The fifth anniversary of the end Sri Lanka's civil war will be marked on May 18. In 2009, the Liberation Tigers of Tamil Eelam (LTTE), who fought for nearly 30 years for an independent Tamil homeland in the north and east of the island, were defeated.
In the final days of the conflict, tens of thousands of Tamil civilians were killed in a horrific aerial, naval and land artillery bombardment carried out by the Sri Lankan armed forces.
The end of the war has not meant real peace. The oppression of Tamils continues. About four people a day are abducted by Sri Lankan military intelligence operatives in the north, according to the Tamilnet website.
The Sri Lankan Army (SLA) admits to detaining and interrogating 70 people in a two month period.

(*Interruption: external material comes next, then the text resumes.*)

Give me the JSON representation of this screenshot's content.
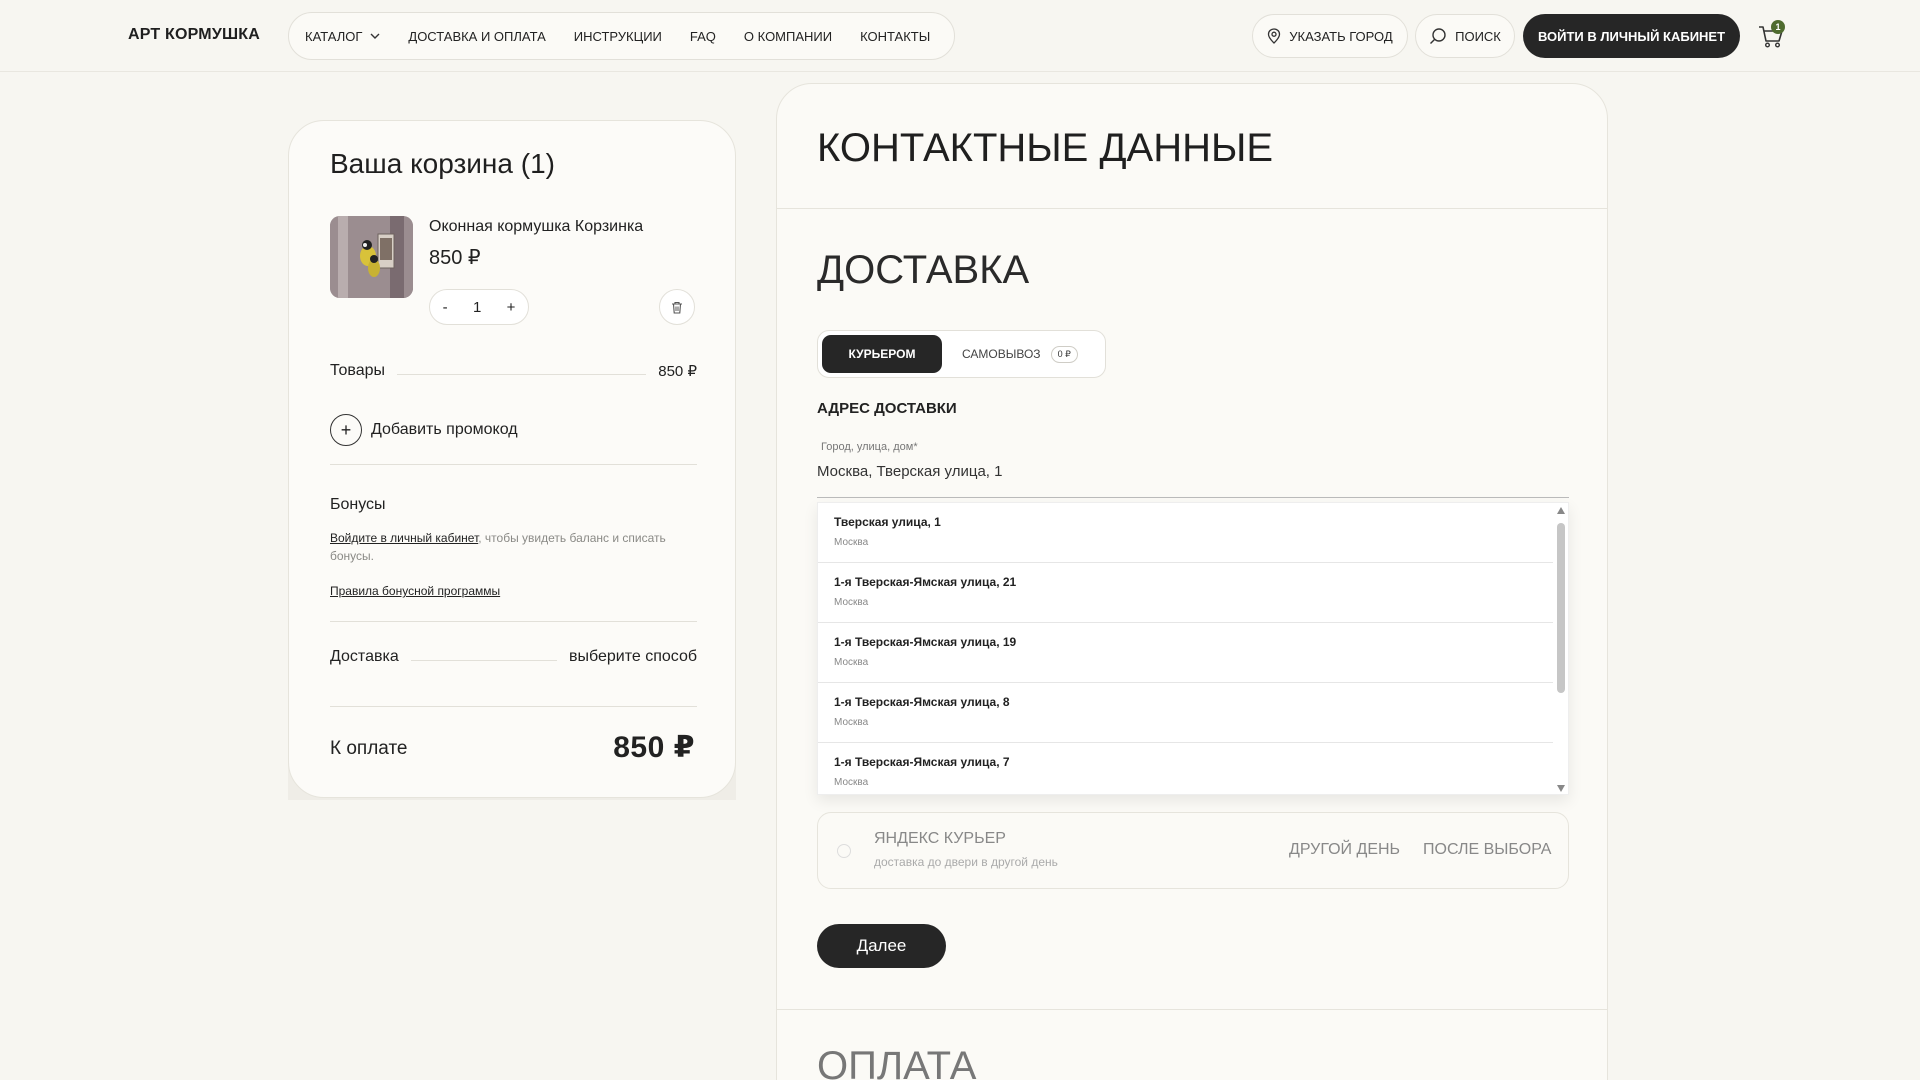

Only 12 have been released, Tamilnet said.
The actual numbers are unknown, as family members of those abducted are often intimidated into silence.
Despite elections in Sri Lanka's Northern Province last September, the north remains under military occupation. The SLA ignores the wishes of the elected Tamil National Alliance provincial government.
New military bases have been built in the north and east of the island since the war's end. Large quantities of land have been confiscated for use by the SLA, settlers from the Sinhalese ethnic majority or commercial enterprises.
Northern Provincial Council member Thurairasa Raviharan says that since 2010, the Sri Lankan government has seized at least 30,000 acres (more than 12,000 hectares) of residential and agricultural land for Sinhala colonisation in the Mullaitheevu district alone.
Eastern Provincial Council member Kumarasamy Nakeswaran has raised the fate of the people of Champoor village in Trincomalee district. They fled their homes when the village was bombed by the Sri Lankan air force in 2006. They were not allowed to return to their village.
Some of their land has been confiscated by the government for use as the site of a coal-fired power plant, but most of the land is a “high security zone” under the control of the Sri Lankan navy.
Tamils in the north and east of Sri Lanka are the main victims of repression, but similar tactics are also used against people in the predominantly Sinhalese south. Some journalists and human rights activists have been murdered, others abducted and disappeared.
Protests by striking workers, or residents protesting against the confiscation of their land or the pollution of their water supply, have been fired on by the police or the army. Three people were killed at Welweriya in August last year during a protest over water pollution.
Support decreased for the ruling United Peoples Freedom Alliance, led by President Mahinda Rajapaksa, in the elections for the southern and western provincial councils in March. The UPFA still holds a majority on both councils, but its vote declined by 10% compared to the previous provincial council elections.
This indicates that, while the Sinhalese chauvinist ideology promoted by the government remains influential, its hold is weakening.